Our close relationships matter, not only that of spouses but children, parents, and siblings. Other relationships matter to. One or two close supportive friends can also help a person resist depression, and anxiety for that matter.
Quality versus frequency of interaction means that even if our spouses work long hours or are gone for months at a time as they might be say in the military, resistance to depression can still exist. It also means having a friend who will drop everything to console or help in a time of need also protects against mental and emotional ills. Finally, it means that a faith community that provides practical, appropriate, and personal help instead of just a place to go on Sunday can also improve the odds someone will avoid depression and anxiety.
Do you know the reverse is also true? The presence of depression, crippling anxiety, and certainly untreated bipolar illness can destroy a marriage and put children at great risk for all kinds of mental and behavioral problems. I read those statistics yesterday. This means quality relationships with others begins with doing what is necessary to mend ourselves.
We say faith protects us against depression, anxiety, and broken relationships. Indeed it can, but only if faith goes beyond quantity of prayer, following all the rules, and volunteering. How many scripture passages talk about clanging bells, faith without action, and the hollowness of doing what is right without love? The bottom line is parishes that provide practical and personal support in addition to a place of worship and accurate catechesis will do a lot to support and foster close relationships, and reduce the risk of mental and emotional ills. Our parish held a special prayer service specifically for the healing of painful memories. Over two hundred people showed up. That alone tells you the need among the people of God. Planning included having a couple of mental health professionals present in case someone needed professional intervention. That’s what I mean by appropriate, concrete, and supportive. Call it “research backed” intervention by parishes.

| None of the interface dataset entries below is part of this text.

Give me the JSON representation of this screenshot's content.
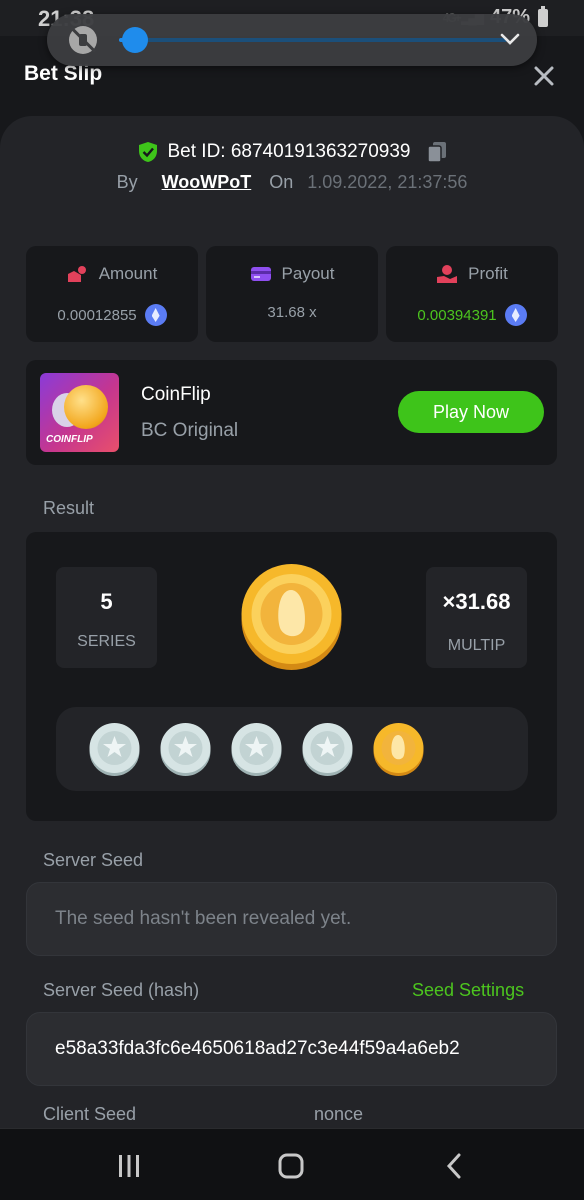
{
  "status_bar": {
    "time": "21:38",
    "network": "4G+",
    "battery": "47%"
  },
  "volume": {
    "level": 0.04
  },
  "header": {
    "title": "Bet Slip"
  },
  "bet": {
    "id_text": "Bet ID: 6874019136327093​9",
    "by_label": "By",
    "username": "WooWPoT",
    "on_label": "On",
    "date": "1.09.2022, 21:37:56"
  },
  "stats": {
    "amount_label": "Amount",
    "amount_value": "0.00012855",
    "payout_label": "Payout",
    "payout_value": "31.68 x",
    "profit_label": "Profit",
    "profit_value": "0.00394391"
  },
  "game": {
    "thumb_label": "COINFLIP",
    "name": "CoinFlip",
    "subtitle": "BC Original",
    "play_label": "Play Now"
  },
  "result": {
    "label": "Result",
    "series_value": "5",
    "series_label": "SERIES",
    "multip_value": "×31.68",
    "multip_label": "MULTIP",
    "coins": [
      "silver",
      "silver",
      "silver",
      "silver",
      "gold"
    ]
  },
  "server_seed": {
    "label": "Server Seed",
    "value": "The seed hasn't been revealed yet."
  },
  "server_seed_hash": {
    "label": "Server Seed (hash)",
    "settings_label": "Seed Settings",
    "value": "e58a33fda3fc6e4650618ad27c3e44f59a4a6eb2"
  },
  "client_seed": {
    "label": "Client Seed",
    "nonce_label": "nonce"
  },
  "colors": {
    "accent_green": "#3ec41a",
    "slider_blue": "#1f8cec",
    "eth_purple": "#5b7cf4"
  }
}
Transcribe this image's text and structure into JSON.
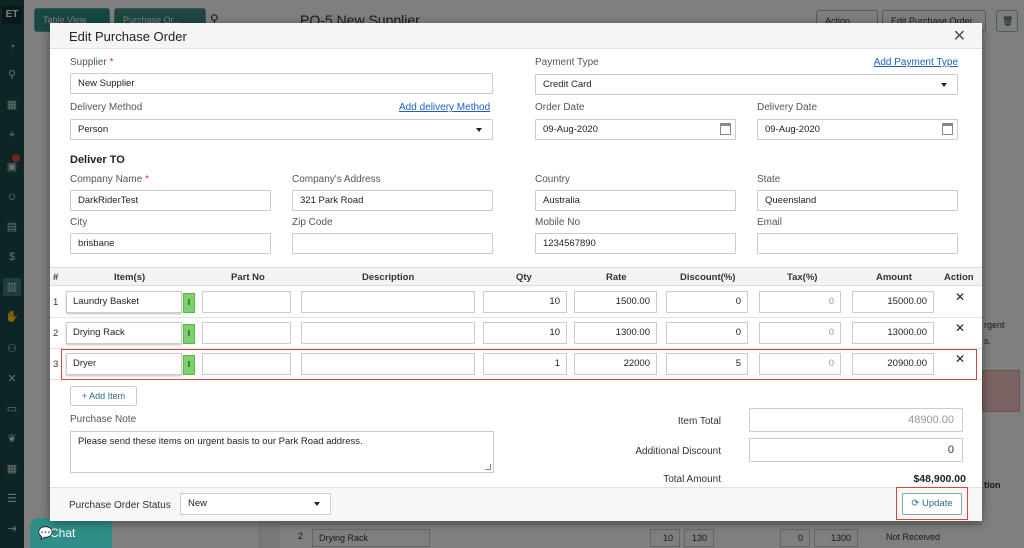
{
  "background": {
    "logo": "ET",
    "table_view_label": "Table View",
    "purchase_order_tab": "Purchase Or...",
    "page_title": "PO-5 New Supplier",
    "action_label": "Action",
    "edit_po_label": "Edit Purchase Order",
    "side_text_1": "rgent",
    "side_text_2": "s.",
    "side_text_3": "tion",
    "bottom_row": {
      "num": "2",
      "item": "Drying Rack",
      "col_a": "10",
      "col_b": "130",
      "col_c": "0",
      "col_d": "1300",
      "status": "Not Received"
    }
  },
  "chat": {
    "label": "Chat"
  },
  "modal": {
    "title": "Edit Purchase Order",
    "supplier": {
      "label": "Supplier",
      "required": "*",
      "value": "New Supplier"
    },
    "payment_type": {
      "label": "Payment Type",
      "link": "Add Payment Type",
      "value": "Credit Card"
    },
    "delivery_method": {
      "label": "Delivery Method",
      "link": "Add delivery Method",
      "value": "Person"
    },
    "order_date": {
      "label": "Order Date",
      "value": "09-Aug-2020"
    },
    "delivery_date": {
      "label": "Delivery Date",
      "value": "09-Aug-2020"
    },
    "deliver_to": {
      "title": "Deliver TO",
      "company_name": {
        "label": "Company Name",
        "required": "*",
        "value": "DarkRiderTest"
      },
      "company_address": {
        "label": "Company's Address",
        "value": "321 Park Road"
      },
      "country": {
        "label": "Country",
        "value": "Australia"
      },
      "state": {
        "label": "State",
        "value": "Queensland"
      },
      "city": {
        "label": "City",
        "value": "brisbane"
      },
      "zip": {
        "label": "Zip Code",
        "value": ""
      },
      "mobile": {
        "label": "Mobile No",
        "value": "1234567890"
      },
      "email": {
        "label": "Email",
        "value": ""
      }
    },
    "table": {
      "headers": [
        "#",
        "Item(s)",
        "Part No",
        "Description",
        "Qty",
        "Rate",
        "Discount(%)",
        "Tax(%)",
        "Amount",
        "Action"
      ],
      "rows": [
        {
          "num": "1",
          "item": "Laundry Basket",
          "part": "",
          "desc": "",
          "qty": "10",
          "rate": "1500.00",
          "discount": "0",
          "tax": "0",
          "amount": "15000.00"
        },
        {
          "num": "2",
          "item": "Drying Rack",
          "part": "",
          "desc": "",
          "qty": "10",
          "rate": "1300.00",
          "discount": "0",
          "tax": "0",
          "amount": "13000.00"
        },
        {
          "num": "3",
          "item": "Dryer",
          "part": "",
          "desc": "",
          "qty": "1",
          "rate": "22000",
          "discount": "5",
          "tax": "0",
          "amount": "20900.00"
        }
      ],
      "green_marker": "I",
      "delete_glyph": "✕"
    },
    "add_item_label": "Add Item",
    "purchase_note": {
      "label": "Purchase Note",
      "value": "Please send these items on urgent basis to our Park Road address."
    },
    "totals": {
      "item_total_label": "Item Total",
      "item_total": "48900.00",
      "additional_discount_label": "Additional Discount",
      "additional_discount": "0",
      "total_amount_label": "Total Amount",
      "total_amount": "$48,900.00"
    },
    "status": {
      "label": "Purchase Order Status",
      "value": "New"
    },
    "update_label": "Update"
  },
  "colors": {
    "sidebar": "#1c4a4b",
    "accent": "#2f8f88",
    "highlight": "#d9453b",
    "link": "#1f5fbf"
  }
}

Let’s pray for the courage to repent of not doing what we know needs to be done for our health and the health of those we love. Even if seemingly fruitless the seeds will be planted for God to water.